Structural characterization of a nematode-infecting virus - Orsay
Guo, Yusong R
Tao, Yizhi Jane; Zhong, Weiwei
Doctor of Philosophy
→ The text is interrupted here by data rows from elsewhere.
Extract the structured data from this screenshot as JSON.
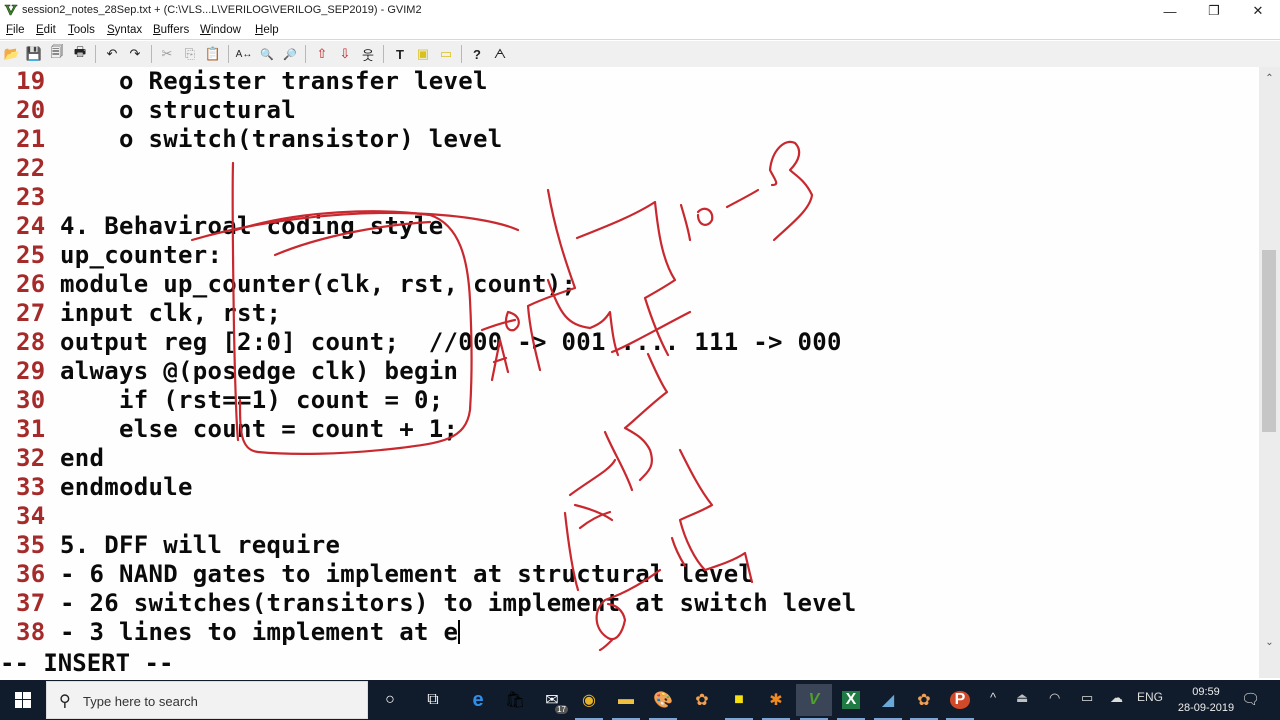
{
  "window": {
    "title": "session2_notes_28Sep.txt + (C:\\VLS...L\\VERILOG\\VERILOG_SEP2019) - GVIM2",
    "app_icon": "vim-icon",
    "controls": [
      {
        "name": "minimize",
        "glyph": "—"
      },
      {
        "name": "restore",
        "glyph": "❐"
      },
      {
        "name": "close",
        "glyph": "✕"
      }
    ]
  },
  "menubar": {
    "items": [
      {
        "label": "File",
        "accel": "F",
        "rest": "ile"
      },
      {
        "label": "Edit",
        "accel": "E",
        "rest": "dit"
      },
      {
        "label": "Tools",
        "accel": "T",
        "rest": "ools"
      },
      {
        "label": "Syntax",
        "accel": "S",
        "rest": "yntax"
      },
      {
        "label": "Buffers",
        "accel": "B",
        "rest": "uffers"
      },
      {
        "label": "Window",
        "accel": "W",
        "rest": "indow"
      },
      {
        "label": "Help",
        "accel": "H",
        "rest": "elp"
      }
    ]
  },
  "toolbar": {
    "buttons": [
      {
        "name": "open",
        "glyph": "📂"
      },
      {
        "name": "save",
        "glyph": "💾"
      },
      {
        "name": "save-all",
        "glyph": "🗐"
      },
      {
        "name": "print",
        "glyph": "🖶"
      },
      {
        "name": "undo",
        "glyph": "↶"
      },
      {
        "name": "redo",
        "glyph": "↷"
      },
      {
        "name": "cut",
        "glyph": "✂"
      },
      {
        "name": "copy",
        "glyph": "⎘"
      },
      {
        "name": "paste",
        "glyph": "📋"
      },
      {
        "name": "find-replace",
        "glyph": "A↔"
      },
      {
        "name": "find-next",
        "glyph": "🔍"
      },
      {
        "name": "find-prev",
        "glyph": "🔎"
      },
      {
        "name": "load-session",
        "glyph": "⇧"
      },
      {
        "name": "save-session",
        "glyph": "⇩"
      },
      {
        "name": "run-script",
        "glyph": "웃"
      },
      {
        "name": "make",
        "glyph": "T"
      },
      {
        "name": "shell",
        "glyph": "▣"
      },
      {
        "name": "tags",
        "glyph": "▭"
      },
      {
        "name": "help",
        "glyph": "?"
      },
      {
        "name": "find-help",
        "glyph": "ᗅ"
      }
    ]
  },
  "editor": {
    "lines": [
      {
        "num": "19",
        "text": "    o Register transfer level"
      },
      {
        "num": "20",
        "text": "    o structural"
      },
      {
        "num": "21",
        "text": "    o switch(transistor) level"
      },
      {
        "num": "22",
        "text": ""
      },
      {
        "num": "23",
        "text": ""
      },
      {
        "num": "24",
        "text": "4. Behaviroal coding style"
      },
      {
        "num": "25",
        "text": "up_counter:"
      },
      {
        "num": "26",
        "text": "module up_counter(clk, rst, count);"
      },
      {
        "num": "27",
        "text": "input clk, rst;"
      },
      {
        "num": "28",
        "text": "output reg [2:0] count;  //000 -> 001 .... 111 -> 000"
      },
      {
        "num": "29",
        "text": "always @(posedge clk) begin"
      },
      {
        "num": "30",
        "text": "    if (rst==1) count = 0;"
      },
      {
        "num": "31",
        "text": "    else count = count + 1;"
      },
      {
        "num": "32",
        "text": "end"
      },
      {
        "num": "33",
        "text": "endmodule"
      },
      {
        "num": "34",
        "text": ""
      },
      {
        "num": "35",
        "text": "5. DFF will require"
      },
      {
        "num": "36",
        "text": "- 6 NAND gates to implement at structural level"
      },
      {
        "num": "37",
        "text": "- 26 switches(transitors) to implement at switch level"
      },
      {
        "num": "38",
        "text": "- 3 lines to implement at e"
      }
    ],
    "cursor_line": "38",
    "mode": "-- INSERT --",
    "annotation_color": "#c8282e"
  },
  "scrollbar": {
    "up_glyph": "⌃",
    "down_glyph": "⌄"
  },
  "taskbar": {
    "search_placeholder": "Type here to search",
    "apps": [
      {
        "name": "cortana",
        "glyph": "○",
        "color": "#ffffff"
      },
      {
        "name": "task-view",
        "glyph": "⧉",
        "color": "#ffffff"
      },
      {
        "name": "edge",
        "glyph": "e",
        "color": "#2f8fe8"
      },
      {
        "name": "store",
        "glyph": "🛍",
        "color": "#ffffff"
      },
      {
        "name": "mail",
        "glyph": "✉",
        "color": "#ffffff",
        "badge": "17"
      },
      {
        "name": "chrome",
        "glyph": "◉",
        "color": "#e8b428"
      },
      {
        "name": "file-explorer",
        "glyph": "▬",
        "color": "#f0c040"
      },
      {
        "name": "paint",
        "glyph": "🎨",
        "color": "#c0d0e8"
      },
      {
        "name": "app-orange-1",
        "glyph": "✿",
        "color": "#f0a050"
      },
      {
        "name": "sticky-notes",
        "glyph": "■",
        "color": "#f7e010"
      },
      {
        "name": "app-asterisk",
        "glyph": "✱",
        "color": "#f08a20"
      },
      {
        "name": "gvim",
        "glyph": "V",
        "color": "#50a030"
      },
      {
        "name": "excel",
        "glyph": "X",
        "color": "#1f7a44"
      },
      {
        "name": "app-blue",
        "glyph": "◢",
        "color": "#6aa8d8"
      },
      {
        "name": "app-orange-2",
        "glyph": "✿",
        "color": "#f0a050"
      },
      {
        "name": "powerpoint",
        "glyph": "P",
        "color": "#d04a2a"
      }
    ],
    "tray": {
      "chevron": "^",
      "language": "ENG",
      "time": "09:59",
      "date": "28-09-2019"
    }
  }
}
Orsay virus is the first and so far the only virus known to naturally infects the model organism Caenorhabditis elegans. It has a bipartite, positive-sense RNA genome, encoding the viral polymerase, the capsid protein (CP), and a protein named Delta whose functions are currently unknown. Based upon sequence analysis, the Orsay virus is most closely related to members of the Nodaviridae family, but may define a novel family given its unique features, such as the non-AUG initiation of CP translation and the expression of a CP-Delta fusion protein. To better understand the molecular mechanisms of Orsay virus replication, I performed structural and functional studies of Orsay viral proteins. Recombinant Orsay CP expressed in E. coli spontaneously forms virus-like particle (VLP). Its crystal structure has been determined to 3.25-Å resolution by averaging and phase extension using a 9-Å resolution cryo-EM reconstruction as a phasing model. The Orsay VLP shows T=3 icosahedral symmetry with 60 trimeric spikes. Each CP can be divided into three regions: an N-terminal peptide, a S domain forming the continuous capsid shell, and a P domain forming surface protrusions. The jelly-roll β-barrel in the S domain closely resembles those from small plant viruses, while the P domain is remotely related to betanodaviruses. The N-terminal peptide forms an extensive internal network and may regulate capsid stability and genome packaging. Recombinant CP could also be purified as stable dimers, indicating that Orsay capsid assembly may start from dimer formation. The Delta protein, which has no homology with any other known protein, is rich in β-sheets with high valine content. Under electron microscope, recombinant Delta appeared as a rod-shaped, fibrous protein. The crystal structure of the N-terminal 66 residues at 2.1Å resolution shows a pentameric helical bundle with interesting biological implications. Considering the unique advantage of the C. elegans-Orsay system for studying viral pathogenesis and virus-host interactions and also its promising application in anti-viral drug screening, my studies of the Orsay virus will not only provide important insights into the fundamental biology of RNA viruses in general, but will also facilitate development of the C. elegans-Orsay as a powerful virological model.
Orsay virus; structure, crystallography